**Problem description:**
The entries below should be written out again exactly as they stand.

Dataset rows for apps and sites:
-- Opening Marker --
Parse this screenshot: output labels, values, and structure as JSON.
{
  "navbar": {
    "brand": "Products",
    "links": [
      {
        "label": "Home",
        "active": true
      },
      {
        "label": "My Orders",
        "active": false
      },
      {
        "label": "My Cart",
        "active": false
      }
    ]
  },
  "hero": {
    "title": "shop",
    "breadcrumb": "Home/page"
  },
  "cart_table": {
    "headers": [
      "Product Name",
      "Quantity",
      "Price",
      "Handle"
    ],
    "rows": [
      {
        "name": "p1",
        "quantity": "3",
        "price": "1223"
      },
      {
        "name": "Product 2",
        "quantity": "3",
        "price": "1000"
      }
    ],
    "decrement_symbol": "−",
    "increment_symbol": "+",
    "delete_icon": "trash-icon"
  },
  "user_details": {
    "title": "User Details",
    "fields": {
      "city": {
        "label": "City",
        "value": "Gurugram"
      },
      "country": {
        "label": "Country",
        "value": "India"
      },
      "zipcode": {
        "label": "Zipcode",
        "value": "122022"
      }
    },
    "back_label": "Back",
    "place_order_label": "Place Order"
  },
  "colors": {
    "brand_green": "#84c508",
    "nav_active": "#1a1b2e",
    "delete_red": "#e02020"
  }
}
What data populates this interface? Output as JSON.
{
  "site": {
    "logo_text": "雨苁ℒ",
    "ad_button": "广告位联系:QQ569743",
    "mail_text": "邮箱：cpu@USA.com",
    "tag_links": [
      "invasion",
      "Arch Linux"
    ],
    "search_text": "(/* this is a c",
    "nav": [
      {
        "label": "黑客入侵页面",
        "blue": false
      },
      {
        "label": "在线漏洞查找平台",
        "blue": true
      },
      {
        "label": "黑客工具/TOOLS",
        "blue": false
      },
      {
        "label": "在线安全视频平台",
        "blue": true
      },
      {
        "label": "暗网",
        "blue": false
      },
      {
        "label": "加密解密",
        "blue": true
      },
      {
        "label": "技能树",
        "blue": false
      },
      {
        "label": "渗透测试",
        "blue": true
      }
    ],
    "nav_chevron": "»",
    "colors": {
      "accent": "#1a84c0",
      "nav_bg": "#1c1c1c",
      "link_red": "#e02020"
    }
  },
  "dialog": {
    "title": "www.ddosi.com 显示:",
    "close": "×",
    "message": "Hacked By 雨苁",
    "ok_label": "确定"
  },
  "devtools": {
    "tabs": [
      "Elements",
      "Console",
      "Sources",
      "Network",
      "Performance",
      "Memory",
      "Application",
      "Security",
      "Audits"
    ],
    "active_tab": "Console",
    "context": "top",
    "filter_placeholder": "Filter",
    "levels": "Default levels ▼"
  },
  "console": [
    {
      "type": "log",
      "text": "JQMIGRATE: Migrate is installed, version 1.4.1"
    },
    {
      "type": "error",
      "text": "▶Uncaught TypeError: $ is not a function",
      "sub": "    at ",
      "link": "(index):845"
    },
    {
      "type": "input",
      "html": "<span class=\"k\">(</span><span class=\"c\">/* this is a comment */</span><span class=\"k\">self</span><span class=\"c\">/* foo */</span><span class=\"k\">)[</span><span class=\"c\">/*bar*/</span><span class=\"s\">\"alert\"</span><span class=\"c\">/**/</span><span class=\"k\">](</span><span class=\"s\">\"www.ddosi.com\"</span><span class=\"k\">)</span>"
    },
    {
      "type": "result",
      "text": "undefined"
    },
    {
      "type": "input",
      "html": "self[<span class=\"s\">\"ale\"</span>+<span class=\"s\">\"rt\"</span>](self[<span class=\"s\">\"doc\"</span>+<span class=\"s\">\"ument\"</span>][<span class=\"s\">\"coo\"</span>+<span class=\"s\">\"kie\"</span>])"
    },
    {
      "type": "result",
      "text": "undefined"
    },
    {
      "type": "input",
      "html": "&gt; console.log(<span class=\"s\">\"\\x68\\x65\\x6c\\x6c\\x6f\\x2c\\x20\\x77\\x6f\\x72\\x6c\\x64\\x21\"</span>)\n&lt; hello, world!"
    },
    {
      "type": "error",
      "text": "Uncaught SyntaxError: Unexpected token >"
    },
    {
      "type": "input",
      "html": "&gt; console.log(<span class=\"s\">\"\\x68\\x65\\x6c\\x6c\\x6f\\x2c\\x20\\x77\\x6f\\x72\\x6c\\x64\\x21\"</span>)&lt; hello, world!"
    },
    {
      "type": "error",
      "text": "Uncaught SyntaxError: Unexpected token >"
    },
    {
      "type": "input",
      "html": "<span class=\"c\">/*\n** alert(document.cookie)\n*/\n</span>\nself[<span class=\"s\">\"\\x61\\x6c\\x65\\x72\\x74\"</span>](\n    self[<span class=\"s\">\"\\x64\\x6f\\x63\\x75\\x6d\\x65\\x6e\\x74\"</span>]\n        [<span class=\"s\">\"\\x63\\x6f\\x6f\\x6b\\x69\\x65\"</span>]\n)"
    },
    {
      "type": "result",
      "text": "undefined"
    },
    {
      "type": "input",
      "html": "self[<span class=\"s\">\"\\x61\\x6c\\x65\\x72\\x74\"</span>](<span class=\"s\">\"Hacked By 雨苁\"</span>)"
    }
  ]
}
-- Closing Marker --
**Result for this task:**
Parse this screenshot: output labels, values, and structure as JSON.
{
  "navbar": {
    "brand": "Products",
    "links": [
      {
        "label": "Home",
        "active": true
      },
      {
        "label": "My Orders",
        "active": false
      },
      {
        "label": "My Cart",
        "active": false
      }
    ]
  },
  "hero": {
    "title": "shop",
    "breadcrumb": "Home/page"
  },
  "cart_table": {
    "headers": [
      "Product Name",
      "Quantity",
      "Price",
      "Handle"
    ],
    "rows": [
      {
        "name": "p1",
        "quantity": "3",
        "price": "1223"
      },
      {
        "name": "Product 2",
        "quantity": "3",
        "price": "1000"
      }
    ],
    "decrement_symbol": "−",
    "increment_symbol": "+",
    "delete_icon": "trash-icon"
  },
  "user_details": {
    "title": "User Details",
    "fields": {
      "city": {
        "label": "City",
        "value": "Gurugram"
      },
      "country": {
        "label": "Country",
        "value": "India"
      },
      "zipcode": {
        "label": "Zipcode",
        "value": "122022"
      }
    },
    "back_label": "Back",
    "place_order_label": "Place Order"
  },
  "colors": {
    "brand_green": "#84c508",
    "nav_active": "#1a1b2e",
    "delete_red": "#e02020"
  }
}
What data populates this interface? Output as JSON.
{
  "site": {
    "logo_text": "雨苁ℒ",
    "ad_button": "广告位联系:QQ569743",
    "mail_text": "邮箱：cpu@USA.com",
    "tag_links": [
      "invasion",
      "Arch Linux"
    ],
    "search_text": "(/* this is a c",
    "nav": [
      {
        "label": "黑客入侵页面",
        "blue": false
      },
      {
        "label": "在线漏洞查找平台",
        "blue": true
      },
      {
        "label": "黑客工具/TOOLS",
        "blue": false
      },
      {
        "label": "在线安全视频平台",
        "blue": true
      },
      {
        "label": "暗网",
        "blue": false
      },
      {
        "label": "加密解密",
        "blue": true
      },
      {
        "label": "技能树",
        "blue": false
      },
      {
        "label": "渗透测试",
        "blue": true
      }
    ],
    "nav_chevron": "»",
    "colors": {
      "accent": "#1a84c0",
      "nav_bg": "#1c1c1c",
      "link_red": "#e02020"
    }
  },
  "dialog": {
    "title": "www.ddosi.com 显示:",
    "close": "×",
    "message": "Hacked By 雨苁",
    "ok_label": "确定"
  },
  "devtools": {
    "tabs": [
      "Elements",
      "Console",
      "Sources",
      "Network",
      "Performance",
      "Memory",
      "Application",
      "Security",
      "Audits"
    ],
    "active_tab": "Console",
    "context": "top",
    "filter_placeholder": "Filter",
    "levels": "Default levels ▼"
  },
  "console": [
    {
      "type": "log",
      "text": "JQMIGRATE: Migrate is installed, version 1.4.1"
    },
    {
      "type": "error",
      "text": "▶Uncaught TypeError: $ is not a function",
      "sub": "    at ",
      "link": "(index):845"
    },
    {
      "type": "input",
      "html": "<span class=\"k\">(</span><span class=\"c\">/* this is a comment */</span><span class=\"k\">self</span><span class=\"c\">/* foo */</span><span class=\"k\">)[</span><span class=\"c\">/*bar*/</span><span class=\"s\">\"alert\"</span><span class=\"c\">/**/</span><span class=\"k\">](</span><span class=\"s\">\"www.ddosi.com\"</span><span class=\"k\">)</span>"
    },
    {
      "type": "result",
      "text": "undefined"
    },
    {
      "type": "input",
      "html": "self[<span class=\"s\">\"ale\"</span>+<span class=\"s\">\"rt\"</span>](self[<span class=\"s\">\"doc\"</span>+<span class=\"s\">\"ument\"</span>][<span class=\"s\">\"coo\"</span>+<span class=\"s\">\"kie\"</span>])"
    },
    {
      "type": "result",
      "text": "undefined"
    },
    {
      "type": "input",
      "html": "&gt; console.log(<span class=\"s\">\"\\x68\\x65\\x6c\\x6c\\x6f\\x2c\\x20\\x77\\x6f\\x72\\x6c\\x64\\x21\"</span>)\n&lt; hello, world!"
    },
    {
      "type": "error",
      "text": "Uncaught SyntaxError: Unexpected token >"
    },
    {
      "type": "input",
      "html": "&gt; console.log(<span class=\"s\">\"\\x68\\x65\\x6c\\x6c\\x6f\\x2c\\x20\\x77\\x6f\\x72\\x6c\\x64\\x21\"</span>)&lt; hello, world!"
    },
    {
      "type": "error",
      "text": "Uncaught SyntaxError: Unexpected token >"
    },
    {
      "type": "input",
      "html": "<span class=\"c\">/*\n** alert(document.cookie)\n*/\n</span>\nself[<span class=\"s\">\"\\x61\\x6c\\x65\\x72\\x74\"</span>](\n    self[<span class=\"s\">\"\\x64\\x6f\\x63\\x75\\x6d\\x65\\x6e\\x74\"</span>]\n        [<span class=\"s\">\"\\x63\\x6f\\x6f\\x6b\\x69\\x65\"</span>]\n)"
    },
    {
      "type": "result",
      "text": "undefined"
    },
    {
      "type": "input",
      "html": "self[<span class=\"s\">\"\\x61\\x6c\\x65\\x72\\x74\"</span>](<span class=\"s\">\"Hacked By 雨苁\"</span>)"
    }
  ]
}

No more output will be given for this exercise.